Tough eval

Fox correctly characterized the NFL as a results-based business. Pace’s results have been the concurrent with Fox’s, each making notable mistakes on the way to compiling one of the worst three-year marks in franchise history.

The full effect of Pace’s personnel acquisitions is difficult to fully assess if only because of significant injuries to two of the three most important additions of his regime, a tenure that has seen some three dozen players on injured reserve by the ends of the last two seasons.

“[The injury wave] is something that’s occurred for three consecutive years,” Pace said, noting that efforts had been made to change the strength, conditioning and nutrition aspects of the Bears’ program. “It’s something we’ve got to get on top of.”

In the cases of the top picks, these are unequivocally the foundation players for a franchise and the Bears have not seen the return from them, through no fault of the players:

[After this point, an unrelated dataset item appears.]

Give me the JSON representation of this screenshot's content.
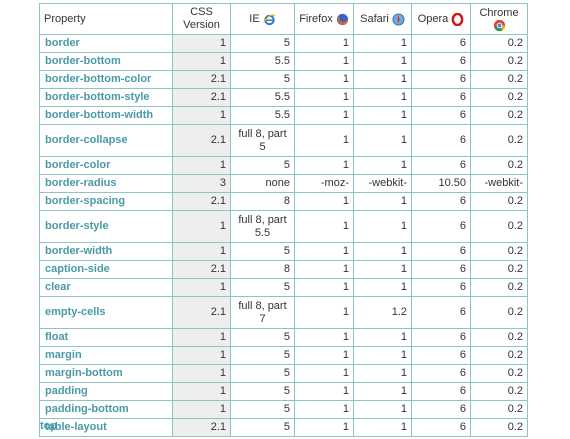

Wide receiver Kevin White, No. 7-overall pick of the 2015 draft, who has just 5 starts, 21 catches and three broken bones in three years to show for his three NFL seasons. If there is anything encouraging it is that White has averaged 4 catches per game, respectable for someone who missed their entire rookie season; and… .

Linebacker Leonard Floyd, No. 9-overall pick of the 2016 draft, who missed games at three different times in his rookie season, which ended with a concussion in game 15, and went on IR this season and missed the final six games with a knee injury. “I’m doing good,” Floyd said on Monday. “I’ve got a good rehab process planned out. I plan on sticking to it and getting back.”

Pace now will be drafting in the top 10 (he traded up from 11 to 9 to grab Floyd) for the fourth straight year. This guarantees and means nothing in terms of talent acquisition, except that there hasn’t been enough of it. The Detroit Lions had top-10 picks for six straight years (2002-07), six years amid a run of 10 straight seasons with losing records.

High-dollar mistakes

Curiously, Pace has enjoyed more success in his three drafts than in his three years of work in free agency, even though his background is more on the pro-personnel side. “It’s not a business where there is a 90-percent success rate,” Phillips said, mentioning 60 percent as perhaps a more realistic standard.

On Pace’s watch, the Bears have committed tens of millions of dollars on free agents who, for reasons of age, simple performance, injury, fit or whatever, failed to deliver play levels even remotely close to value for the money. Foremost among them and their (guarantees):

Marcus Cooper, CB ($8 million) – opening-day starter, injured, lost starting job, notable for slowing down short of end zone vs. Pittsburgh and being overtaken.

Mike Glennon, QB ($18.5 million) – former Tampa Bay backup, lost starting job after four games, never took another ’17 snap. “With the quarterback position, I have no regrets in us being aggressive in attacking that position; it’s that important,” Pace said. “We all felt confident in Mike and sometimes in our business, things don’t work out. There’s a lot of factors involved. But fortunately for us, being aggressive at that position, in essence we took two swings.”

Pernell McPhee, OLB ($15.5 million) – No. 1 UFA target in ’15, impact player but could not get beyond knee, shoulder injuries, started just 17 games, 14 total sacks in 3 seasons.

Antrel Rolle, S ($4.9 million) – started 7 games, zero INT’s, 1 pass defensed, swore revenge on Bears after 2016 release but no one signed him.

Dion Sims, TE ($10 million) – 15 receptions, 180 yards and 1 TD in 14 starts; roster decision in Mar. when $4 million of $6 million ’18 base becomes guaranteed.

Pace and lead negotiator Joey Laine have been credited for doing a number of one-year, “prove it” deals (e.g., CB Prince Amukamara, K Connor Barth, DL John Jenkins, WR Kendall Wright). But if the best thing you can say about a contract is that it is relatively easy to get out of, the inescapable conclusion also is that you have not done that deal with anyone who qualifies as a building block for your franchise.

“Free agency is high risk and we understand that,” Pace said. “As we continue to build more through the draft, we can become more selective in free agency.”